#### Data records for software interfaces
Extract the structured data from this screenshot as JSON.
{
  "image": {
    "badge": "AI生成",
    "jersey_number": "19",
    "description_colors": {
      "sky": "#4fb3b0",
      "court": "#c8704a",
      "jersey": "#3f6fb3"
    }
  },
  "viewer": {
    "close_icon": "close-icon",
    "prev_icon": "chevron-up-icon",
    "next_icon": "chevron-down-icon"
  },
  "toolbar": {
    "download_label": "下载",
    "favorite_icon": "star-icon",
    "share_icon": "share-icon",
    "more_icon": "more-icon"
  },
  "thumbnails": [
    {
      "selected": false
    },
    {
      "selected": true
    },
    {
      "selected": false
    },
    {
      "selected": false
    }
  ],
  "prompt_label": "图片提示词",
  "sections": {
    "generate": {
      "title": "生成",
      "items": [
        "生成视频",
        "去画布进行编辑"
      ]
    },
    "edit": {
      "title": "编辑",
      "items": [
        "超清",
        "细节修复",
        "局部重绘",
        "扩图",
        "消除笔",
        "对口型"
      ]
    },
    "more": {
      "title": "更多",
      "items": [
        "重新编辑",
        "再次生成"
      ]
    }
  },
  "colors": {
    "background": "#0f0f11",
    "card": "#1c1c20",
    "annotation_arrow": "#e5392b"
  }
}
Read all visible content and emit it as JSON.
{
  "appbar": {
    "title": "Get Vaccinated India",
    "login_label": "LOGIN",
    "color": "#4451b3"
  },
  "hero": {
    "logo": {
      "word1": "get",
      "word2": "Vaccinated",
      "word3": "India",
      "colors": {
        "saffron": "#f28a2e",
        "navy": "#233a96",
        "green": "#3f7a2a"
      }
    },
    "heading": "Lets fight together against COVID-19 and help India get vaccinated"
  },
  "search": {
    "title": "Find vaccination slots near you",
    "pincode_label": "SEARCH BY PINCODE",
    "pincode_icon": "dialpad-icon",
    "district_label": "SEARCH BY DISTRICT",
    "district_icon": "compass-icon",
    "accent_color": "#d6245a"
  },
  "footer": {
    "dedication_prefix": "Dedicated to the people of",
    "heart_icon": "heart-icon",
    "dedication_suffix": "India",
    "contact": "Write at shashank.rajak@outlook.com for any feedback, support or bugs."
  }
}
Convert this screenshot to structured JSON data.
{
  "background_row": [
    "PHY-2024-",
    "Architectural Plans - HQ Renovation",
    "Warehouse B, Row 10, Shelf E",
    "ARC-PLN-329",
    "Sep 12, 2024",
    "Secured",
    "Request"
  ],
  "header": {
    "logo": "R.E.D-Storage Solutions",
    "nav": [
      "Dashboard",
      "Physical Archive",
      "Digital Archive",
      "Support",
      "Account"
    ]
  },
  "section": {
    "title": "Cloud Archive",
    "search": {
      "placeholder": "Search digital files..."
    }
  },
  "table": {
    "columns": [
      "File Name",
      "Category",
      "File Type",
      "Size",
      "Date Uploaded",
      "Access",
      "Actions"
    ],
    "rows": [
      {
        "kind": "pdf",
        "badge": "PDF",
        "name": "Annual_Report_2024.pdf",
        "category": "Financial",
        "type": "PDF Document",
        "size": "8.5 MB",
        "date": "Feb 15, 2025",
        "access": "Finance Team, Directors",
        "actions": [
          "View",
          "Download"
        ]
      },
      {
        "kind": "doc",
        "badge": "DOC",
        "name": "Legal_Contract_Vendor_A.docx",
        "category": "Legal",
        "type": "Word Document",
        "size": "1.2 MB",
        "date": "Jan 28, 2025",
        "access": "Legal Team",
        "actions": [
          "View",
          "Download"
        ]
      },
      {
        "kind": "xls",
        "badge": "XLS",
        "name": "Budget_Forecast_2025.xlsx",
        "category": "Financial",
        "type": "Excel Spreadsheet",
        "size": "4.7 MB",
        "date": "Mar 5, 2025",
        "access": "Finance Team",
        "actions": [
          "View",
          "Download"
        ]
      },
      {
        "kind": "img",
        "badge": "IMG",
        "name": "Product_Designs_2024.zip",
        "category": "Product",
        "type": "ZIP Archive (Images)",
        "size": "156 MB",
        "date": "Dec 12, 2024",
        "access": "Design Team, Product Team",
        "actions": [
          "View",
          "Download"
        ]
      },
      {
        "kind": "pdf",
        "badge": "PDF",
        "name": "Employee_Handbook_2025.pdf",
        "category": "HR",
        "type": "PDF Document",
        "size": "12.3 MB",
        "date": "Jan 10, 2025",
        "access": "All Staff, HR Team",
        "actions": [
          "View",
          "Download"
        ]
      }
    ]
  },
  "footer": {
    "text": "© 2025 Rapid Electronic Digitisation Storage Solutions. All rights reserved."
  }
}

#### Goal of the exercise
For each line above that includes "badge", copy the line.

#### Expected answer
    "badge": "AI生成",
        "badge": "PDF",
        "badge": "DOC",
        "badge": "XLS",
        "badge": "IMG",
        "badge": "PDF",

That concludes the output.